> Try it
Give only the number of lines below that contain the word "this".

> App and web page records

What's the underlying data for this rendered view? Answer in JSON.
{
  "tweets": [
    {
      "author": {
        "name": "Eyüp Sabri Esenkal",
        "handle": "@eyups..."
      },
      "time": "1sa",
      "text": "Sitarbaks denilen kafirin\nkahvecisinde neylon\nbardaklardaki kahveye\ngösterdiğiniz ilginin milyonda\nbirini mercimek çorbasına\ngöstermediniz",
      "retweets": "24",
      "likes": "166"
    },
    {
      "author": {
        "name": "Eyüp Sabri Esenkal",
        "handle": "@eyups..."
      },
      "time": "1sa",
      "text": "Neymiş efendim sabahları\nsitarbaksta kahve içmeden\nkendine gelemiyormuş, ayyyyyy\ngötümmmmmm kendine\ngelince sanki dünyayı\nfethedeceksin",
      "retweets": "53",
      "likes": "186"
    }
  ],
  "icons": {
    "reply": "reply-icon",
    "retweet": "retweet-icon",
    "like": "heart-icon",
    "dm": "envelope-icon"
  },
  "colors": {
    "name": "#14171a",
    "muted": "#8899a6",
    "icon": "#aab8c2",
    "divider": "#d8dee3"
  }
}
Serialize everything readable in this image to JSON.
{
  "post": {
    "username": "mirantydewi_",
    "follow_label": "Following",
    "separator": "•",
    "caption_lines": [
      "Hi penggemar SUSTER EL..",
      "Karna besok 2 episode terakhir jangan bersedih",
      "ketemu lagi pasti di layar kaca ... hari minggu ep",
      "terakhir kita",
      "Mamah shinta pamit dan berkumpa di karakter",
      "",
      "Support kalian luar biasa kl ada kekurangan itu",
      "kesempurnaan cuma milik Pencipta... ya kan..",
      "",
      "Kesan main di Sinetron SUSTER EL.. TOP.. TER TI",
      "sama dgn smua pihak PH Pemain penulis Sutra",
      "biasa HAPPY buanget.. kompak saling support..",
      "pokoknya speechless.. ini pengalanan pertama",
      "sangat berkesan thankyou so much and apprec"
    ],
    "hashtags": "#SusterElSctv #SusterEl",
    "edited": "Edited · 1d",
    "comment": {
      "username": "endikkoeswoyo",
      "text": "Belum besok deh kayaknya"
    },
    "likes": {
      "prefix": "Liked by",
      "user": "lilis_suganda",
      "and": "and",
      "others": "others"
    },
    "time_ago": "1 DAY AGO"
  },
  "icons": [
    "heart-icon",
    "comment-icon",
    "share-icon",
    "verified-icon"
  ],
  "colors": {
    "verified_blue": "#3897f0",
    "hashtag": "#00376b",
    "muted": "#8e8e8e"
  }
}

> Task solution
2